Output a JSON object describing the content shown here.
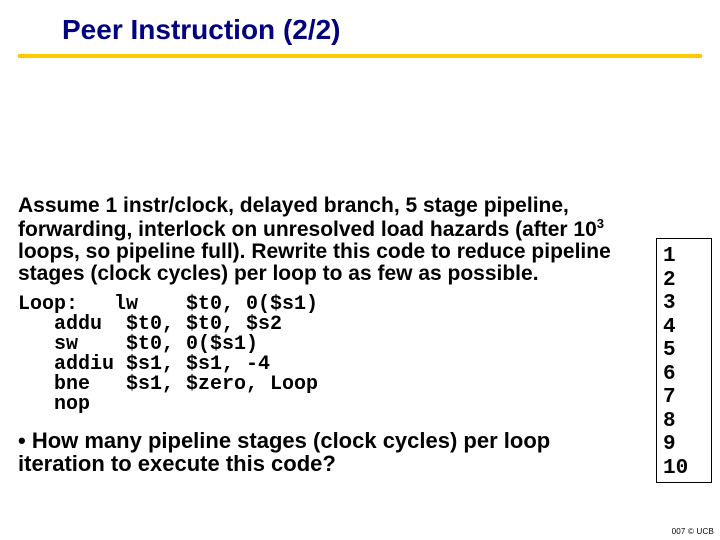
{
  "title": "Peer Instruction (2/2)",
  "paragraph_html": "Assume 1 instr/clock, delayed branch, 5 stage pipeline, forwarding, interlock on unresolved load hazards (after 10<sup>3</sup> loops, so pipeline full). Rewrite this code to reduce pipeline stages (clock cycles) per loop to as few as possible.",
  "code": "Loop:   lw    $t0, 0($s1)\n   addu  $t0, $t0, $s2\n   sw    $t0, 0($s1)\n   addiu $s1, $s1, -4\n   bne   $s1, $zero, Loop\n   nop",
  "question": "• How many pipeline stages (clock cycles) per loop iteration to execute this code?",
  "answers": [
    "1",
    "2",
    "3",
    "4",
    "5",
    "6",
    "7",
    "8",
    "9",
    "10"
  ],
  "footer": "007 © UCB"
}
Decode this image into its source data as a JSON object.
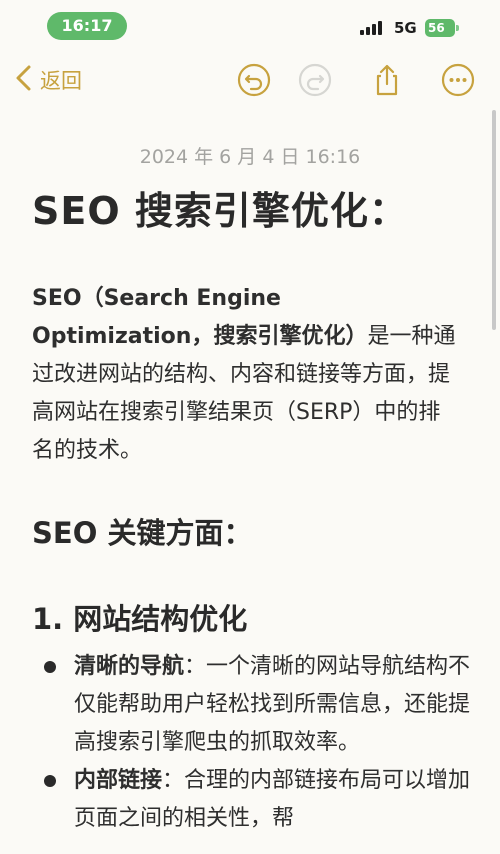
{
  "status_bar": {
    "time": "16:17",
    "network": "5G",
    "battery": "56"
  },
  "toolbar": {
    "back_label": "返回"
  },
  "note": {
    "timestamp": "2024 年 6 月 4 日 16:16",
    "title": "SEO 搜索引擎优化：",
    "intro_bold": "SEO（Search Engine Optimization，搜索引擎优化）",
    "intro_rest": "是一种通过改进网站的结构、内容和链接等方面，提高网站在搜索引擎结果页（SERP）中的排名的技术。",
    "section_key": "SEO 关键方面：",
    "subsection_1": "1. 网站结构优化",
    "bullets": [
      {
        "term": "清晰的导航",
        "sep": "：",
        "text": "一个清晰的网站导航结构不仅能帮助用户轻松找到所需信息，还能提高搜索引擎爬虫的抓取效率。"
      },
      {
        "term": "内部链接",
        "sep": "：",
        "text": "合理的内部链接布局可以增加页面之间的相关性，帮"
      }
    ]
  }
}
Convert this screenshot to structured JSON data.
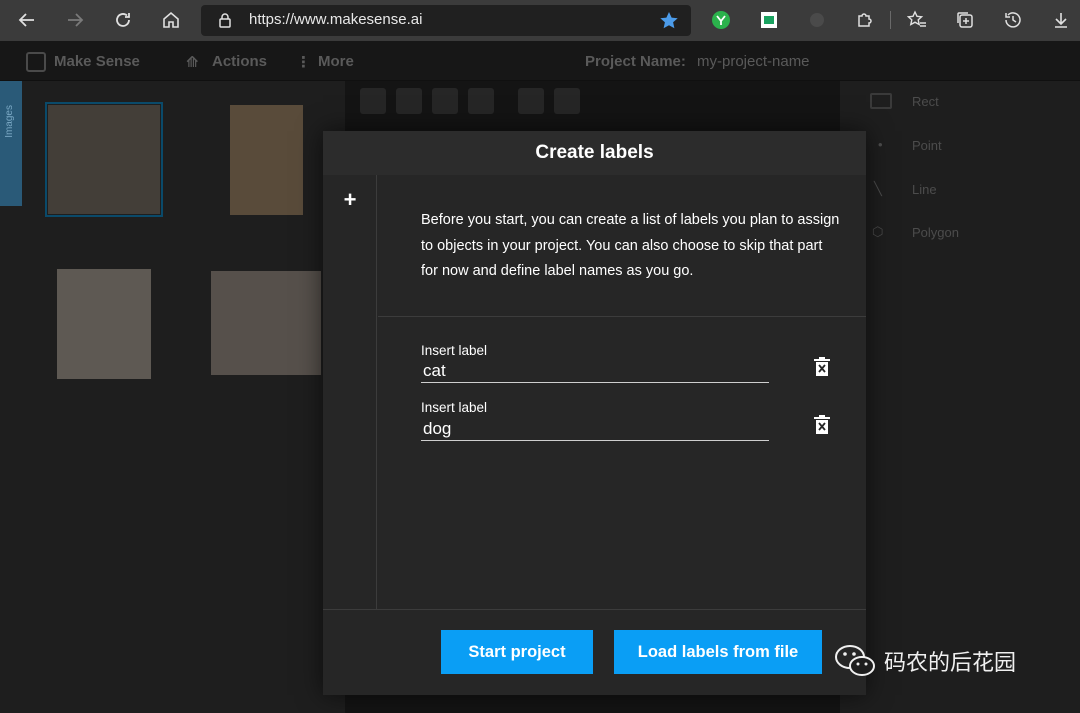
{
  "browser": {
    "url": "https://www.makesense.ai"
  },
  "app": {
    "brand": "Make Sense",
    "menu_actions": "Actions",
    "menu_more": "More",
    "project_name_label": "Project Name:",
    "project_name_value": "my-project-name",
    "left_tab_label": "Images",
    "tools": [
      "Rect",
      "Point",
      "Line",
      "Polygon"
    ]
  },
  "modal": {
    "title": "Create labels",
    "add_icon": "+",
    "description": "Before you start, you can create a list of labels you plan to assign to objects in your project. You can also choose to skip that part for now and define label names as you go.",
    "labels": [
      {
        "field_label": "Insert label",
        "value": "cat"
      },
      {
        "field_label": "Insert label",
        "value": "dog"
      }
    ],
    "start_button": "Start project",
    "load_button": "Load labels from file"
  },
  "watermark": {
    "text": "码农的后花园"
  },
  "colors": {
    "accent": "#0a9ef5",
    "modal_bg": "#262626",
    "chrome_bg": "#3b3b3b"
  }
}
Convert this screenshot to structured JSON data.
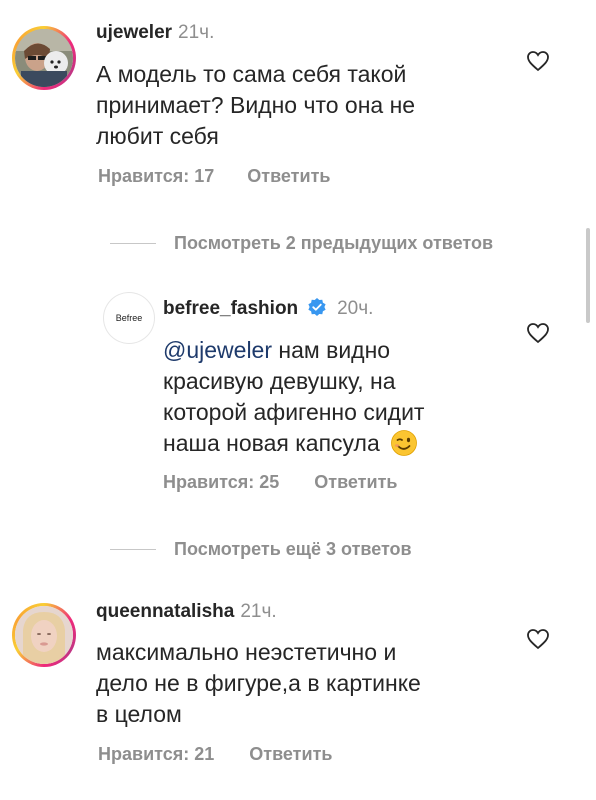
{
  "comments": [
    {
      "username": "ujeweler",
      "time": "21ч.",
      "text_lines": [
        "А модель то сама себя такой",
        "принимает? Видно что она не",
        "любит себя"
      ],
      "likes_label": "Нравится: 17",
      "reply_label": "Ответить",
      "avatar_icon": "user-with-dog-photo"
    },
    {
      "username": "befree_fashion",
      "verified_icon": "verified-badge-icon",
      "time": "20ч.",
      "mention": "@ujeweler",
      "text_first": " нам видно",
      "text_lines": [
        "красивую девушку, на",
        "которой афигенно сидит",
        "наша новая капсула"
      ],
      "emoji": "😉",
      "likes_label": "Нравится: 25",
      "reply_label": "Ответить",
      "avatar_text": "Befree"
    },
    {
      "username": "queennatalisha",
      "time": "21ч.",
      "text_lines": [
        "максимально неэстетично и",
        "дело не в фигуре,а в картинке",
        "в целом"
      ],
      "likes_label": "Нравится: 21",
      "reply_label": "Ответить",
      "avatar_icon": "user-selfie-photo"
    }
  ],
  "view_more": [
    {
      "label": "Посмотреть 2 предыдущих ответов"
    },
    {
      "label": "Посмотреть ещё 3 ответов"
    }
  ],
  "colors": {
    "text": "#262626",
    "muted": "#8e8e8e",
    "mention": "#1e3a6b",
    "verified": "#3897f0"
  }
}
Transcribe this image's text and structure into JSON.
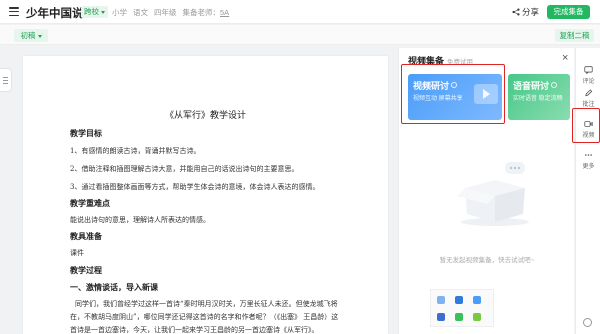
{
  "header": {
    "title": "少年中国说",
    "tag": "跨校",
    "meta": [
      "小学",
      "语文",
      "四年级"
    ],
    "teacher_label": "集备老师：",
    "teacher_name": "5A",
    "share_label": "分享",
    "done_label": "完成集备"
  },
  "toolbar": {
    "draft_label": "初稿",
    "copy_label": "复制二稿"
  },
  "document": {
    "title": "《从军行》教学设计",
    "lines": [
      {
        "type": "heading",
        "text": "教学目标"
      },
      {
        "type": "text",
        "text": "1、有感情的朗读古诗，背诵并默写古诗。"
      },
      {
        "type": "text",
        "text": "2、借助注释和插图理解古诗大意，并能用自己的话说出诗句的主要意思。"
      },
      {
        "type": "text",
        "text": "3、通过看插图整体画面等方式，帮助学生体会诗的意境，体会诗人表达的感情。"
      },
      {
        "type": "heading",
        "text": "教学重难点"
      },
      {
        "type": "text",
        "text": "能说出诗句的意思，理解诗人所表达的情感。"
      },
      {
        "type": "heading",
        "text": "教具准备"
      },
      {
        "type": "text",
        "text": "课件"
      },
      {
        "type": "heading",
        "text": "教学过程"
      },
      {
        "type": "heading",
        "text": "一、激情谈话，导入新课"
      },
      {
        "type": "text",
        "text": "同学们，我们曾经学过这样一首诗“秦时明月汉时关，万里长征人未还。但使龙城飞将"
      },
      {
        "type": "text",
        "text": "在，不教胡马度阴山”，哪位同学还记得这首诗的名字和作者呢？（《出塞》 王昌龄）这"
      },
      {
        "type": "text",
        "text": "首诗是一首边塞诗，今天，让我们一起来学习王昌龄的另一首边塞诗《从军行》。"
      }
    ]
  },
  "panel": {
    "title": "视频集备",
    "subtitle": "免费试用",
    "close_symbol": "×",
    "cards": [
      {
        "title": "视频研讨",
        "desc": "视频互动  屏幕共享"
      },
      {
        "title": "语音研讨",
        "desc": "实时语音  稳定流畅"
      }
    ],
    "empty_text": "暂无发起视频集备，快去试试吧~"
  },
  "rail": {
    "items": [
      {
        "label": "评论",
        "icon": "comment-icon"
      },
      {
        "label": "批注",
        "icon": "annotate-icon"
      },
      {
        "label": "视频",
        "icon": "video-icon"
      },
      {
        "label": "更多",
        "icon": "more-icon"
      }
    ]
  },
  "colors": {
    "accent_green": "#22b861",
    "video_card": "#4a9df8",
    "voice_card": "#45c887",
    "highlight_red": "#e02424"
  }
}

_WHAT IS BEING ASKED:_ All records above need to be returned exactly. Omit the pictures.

_RESULT:_
Output a JSON object describing the content shown here.
{
  "title": "Peer Instruction (2/2)",
  "paragraph_html": "Assume 1 instr/clock, delayed branch, 5 stage pipeline, forwarding, interlock on unresolved load hazards (after 10<sup>3</sup> loops, so pipeline full). Rewrite this code to reduce pipeline stages (clock cycles) per loop to as few as possible.",
  "code": "Loop:   lw    $t0, 0($s1)\n   addu  $t0, $t0, $s2\n   sw    $t0, 0($s1)\n   addiu $s1, $s1, -4\n   bne   $s1, $zero, Loop\n   nop",
  "question": "• How many pipeline stages (clock cycles) per loop iteration to execute this code?",
  "answers": [
    "1",
    "2",
    "3",
    "4",
    "5",
    "6",
    "7",
    "8",
    "9",
    "10"
  ],
  "footer": "007 © UCB"
}
Decode this image into its source data as a JSON object.
{
  "status_bar": {
    "time": "16:17",
    "network": "5G",
    "battery": "56"
  },
  "toolbar": {
    "back_label": "返回"
  },
  "note": {
    "timestamp": "2024 年 6 月 4 日 16:16",
    "title": "SEO 搜索引擎优化：",
    "intro_bold": "SEO（Search Engine Optimization，搜索引擎优化）",
    "intro_rest": "是一种通过改进网站的结构、内容和链接等方面，提高网站在搜索引擎结果页（SERP）中的排名的技术。",
    "section_key": "SEO 关键方面：",
    "subsection_1": "1. 网站结构优化",
    "bullets": [
      {
        "term": "清晰的导航",
        "sep": "：",
        "text": "一个清晰的网站导航结构不仅能帮助用户轻松找到所需信息，还能提高搜索引擎爬虫的抓取效率。"
      },
      {
        "term": "内部链接",
        "sep": "：",
        "text": "合理的内部链接布局可以增加页面之间的相关性，帮"
      }
    ]
  }
}
Convert this screenshot to structured JSON data.
{
  "browser": {
    "url": "https://www.makesense.ai"
  },
  "app": {
    "brand": "Make Sense",
    "menu_actions": "Actions",
    "menu_more": "More",
    "project_name_label": "Project Name:",
    "project_name_value": "my-project-name",
    "left_tab_label": "Images",
    "tools": [
      "Rect",
      "Point",
      "Line",
      "Polygon"
    ]
  },
  "modal": {
    "title": "Create labels",
    "add_icon": "+",
    "description": "Before you start, you can create a list of labels you plan to assign to objects in your project. You can also choose to skip that part for now and define label names as you go.",
    "labels": [
      {
        "field_label": "Insert label",
        "value": "cat"
      },
      {
        "field_label": "Insert label",
        "value": "dog"
      }
    ],
    "start_button": "Start project",
    "load_button": "Load labels from file"
  },
  "watermark": {
    "text": "码农的后花园"
  },
  "colors": {
    "accent": "#0a9ef5",
    "modal_bg": "#262626",
    "chrome_bg": "#3b3b3b"
  }
}
Convert this screenshot to structured JSON data.
{
  "comments": [
    {
      "username": "ujeweler",
      "time": "21ч.",
      "text_lines": [
        "А модель то сама себя такой",
        "принимает? Видно что она не",
        "любит себя"
      ],
      "likes_label": "Нравится: 17",
      "reply_label": "Ответить",
      "avatar_icon": "user-with-dog-photo"
    },
    {
      "username": "befree_fashion",
      "verified_icon": "verified-badge-icon",
      "time": "20ч.",
      "mention": "@ujeweler",
      "text_first": " нам видно",
      "text_lines": [
        "красивую девушку, на",
        "которой афигенно сидит",
        "наша новая капсула"
      ],
      "emoji": "😉",
      "likes_label": "Нравится: 25",
      "reply_label": "Ответить",
      "avatar_text": "Befree"
    },
    {
      "username": "queennatalisha",
      "time": "21ч.",
      "text_lines": [
        "максимально неэстетично и",
        "дело не в фигуре,а в картинке",
        "в целом"
      ],
      "likes_label": "Нравится: 21",
      "reply_label": "Ответить",
      "avatar_icon": "user-selfie-photo"
    }
  ],
  "view_more": [
    {
      "label": "Посмотреть 2 предыдущих ответов"
    },
    {
      "label": "Посмотреть ещё 3 ответов"
    }
  ],
  "colors": {
    "text": "#262626",
    "muted": "#8e8e8e",
    "mention": "#1e3a6b",
    "verified": "#3897f0"
  }
}
Transcribe this image's text and structure into JSON.
{
  "header": {
    "title": "少年中国说",
    "tag": "跨校",
    "meta": [
      "小学",
      "语文",
      "四年级"
    ],
    "teacher_label": "集备老师：",
    "teacher_name": "5A",
    "share_label": "分享",
    "done_label": "完成集备"
  },
  "toolbar": {
    "draft_label": "初稿",
    "copy_label": "复制二稿"
  },
  "document": {
    "title": "《从军行》教学设计",
    "lines": [
      {
        "type": "heading",
        "text": "教学目标"
      },
      {
        "type": "text",
        "text": "1、有感情的朗读古诗，背诵并默写古诗。"
      },
      {
        "type": "text",
        "text": "2、借助注释和插图理解古诗大意，并能用自己的话说出诗句的主要意思。"
      },
      {
        "type": "text",
        "text": "3、通过看插图整体画面等方式，帮助学生体会诗的意境，体会诗人表达的感情。"
      },
      {
        "type": "heading",
        "text": "教学重难点"
      },
      {
        "type": "text",
        "text": "能说出诗句的意思，理解诗人所表达的情感。"
      },
      {
        "type": "heading",
        "text": "教具准备"
      },
      {
        "type": "text",
        "text": "课件"
      },
      {
        "type": "heading",
        "text": "教学过程"
      },
      {
        "type": "heading",
        "text": "一、激情谈话，导入新课"
      },
      {
        "type": "text",
        "text": "同学们，我们曾经学过这样一首诗“秦时明月汉时关，万里长征人未还。但使龙城飞将"
      },
      {
        "type": "text",
        "text": "在，不教胡马度阴山”，哪位同学还记得这首诗的名字和作者呢？（《出塞》 王昌龄）这"
      },
      {
        "type": "text",
        "text": "首诗是一首边塞诗，今天，让我们一起来学习王昌龄的另一首边塞诗《从军行》。"
      }
    ]
  },
  "panel": {
    "title": "视频集备",
    "subtitle": "免费试用",
    "close_symbol": "×",
    "cards": [
      {
        "title": "视频研讨",
        "desc": "视频互动  屏幕共享"
      },
      {
        "title": "语音研讨",
        "desc": "实时语音  稳定流畅"
      }
    ],
    "empty_text": "暂无发起视频集备，快去试试吧~"
  },
  "rail": {
    "items": [
      {
        "label": "评论",
        "icon": "comment-icon"
      },
      {
        "label": "批注",
        "icon": "annotate-icon"
      },
      {
        "label": "视频",
        "icon": "video-icon"
      },
      {
        "label": "更多",
        "icon": "more-icon"
      }
    ]
  },
  "colors": {
    "accent_green": "#22b861",
    "video_card": "#4a9df8",
    "voice_card": "#45c887",
    "highlight_red": "#e02424"
  }
}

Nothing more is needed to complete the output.